From the 1980s, Pacific Islanders came to dominate the sport, which originated as a game to entertain the gods.
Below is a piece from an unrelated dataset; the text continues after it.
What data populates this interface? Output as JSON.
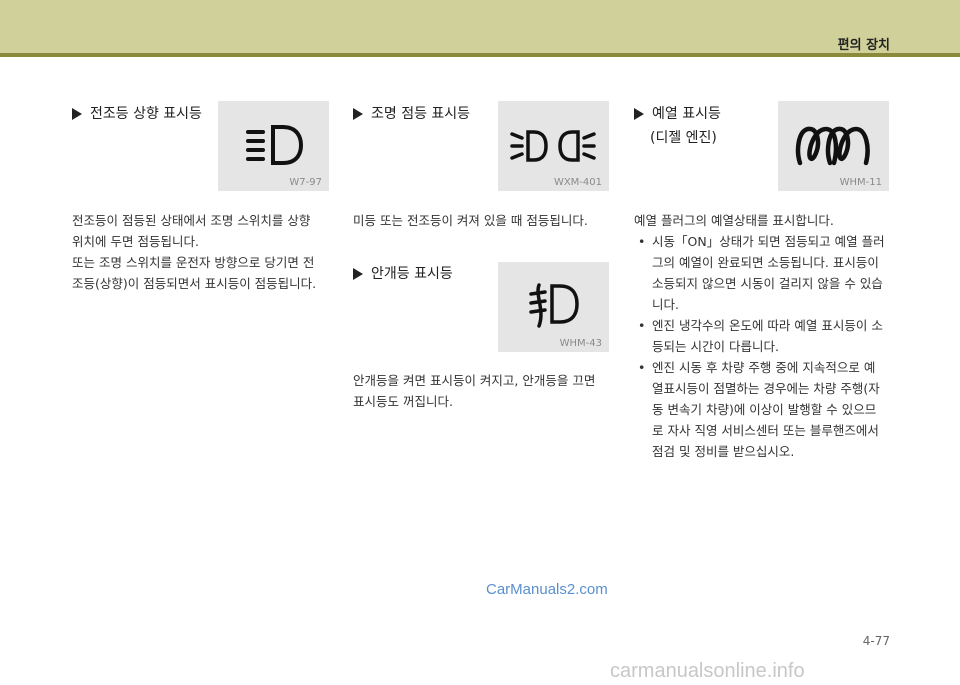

But while wrestlers such as Hawaii's Konishiki came to attract public attention for their strength in the ring, they ultimately failed to win the biggest prize in the sport, in part due to the sumo association's belief that they were unable to represent the ephemeral spirit of the sport despite their track record.
Such debate seems as if it were in the distant past now that the two current yokozunas both hail from Ulaanbaatar, and wrestlers from other Asian nations as well as Eastern Europe, including Bulgaria, the Czech Republic and Estonia, are no longer viewed with suspicion.
Granted, all foreigners still need to belong to a team, or stable, run by a former sumo champion, and they must all be fluent in the Japanese language as well in order to compete, unlike in other sports, such as tennis, where a Wimbledon champion has no need to speak English or even reside in Britain.
Still, there is no doubt that sumo is not simply a Japanese export; it has also opened the eyes of many Japanese to Mongolia, Western Samoa, the former Soviet Union and other nations from which wrestlers hail where there has hitherto been little Japanese media interest.
Indeed, Mongolia has become one of the hottest tourist destinations for those seeking something off the beaten path, in large part due to growing familiarity towards the country as a result of watching Mongolian sumo wrestlers regularly, according to domestic travel group H.I.S.
The Japanese Embassy in Mongolia, meanwhile, reported that Mongolians too are fixated with how their wrestlers are doing in Japan, and at one local electronics shop, "there were lots of people before the television sets, and there was a large shout of glee when Hakuho won."
There is growing speculation that Crown Prince Naruhito and his wife, Princess Masako, as well as their daughter, Princess Aiko, will visit Mongolia this summer, partly because the 5-year-old princess is said to be a huge fan of the sport.
Whether rumors of an official royal visit to the country would have sparked any public interest is debatable were it not for the power of sumo to bring the two countries together.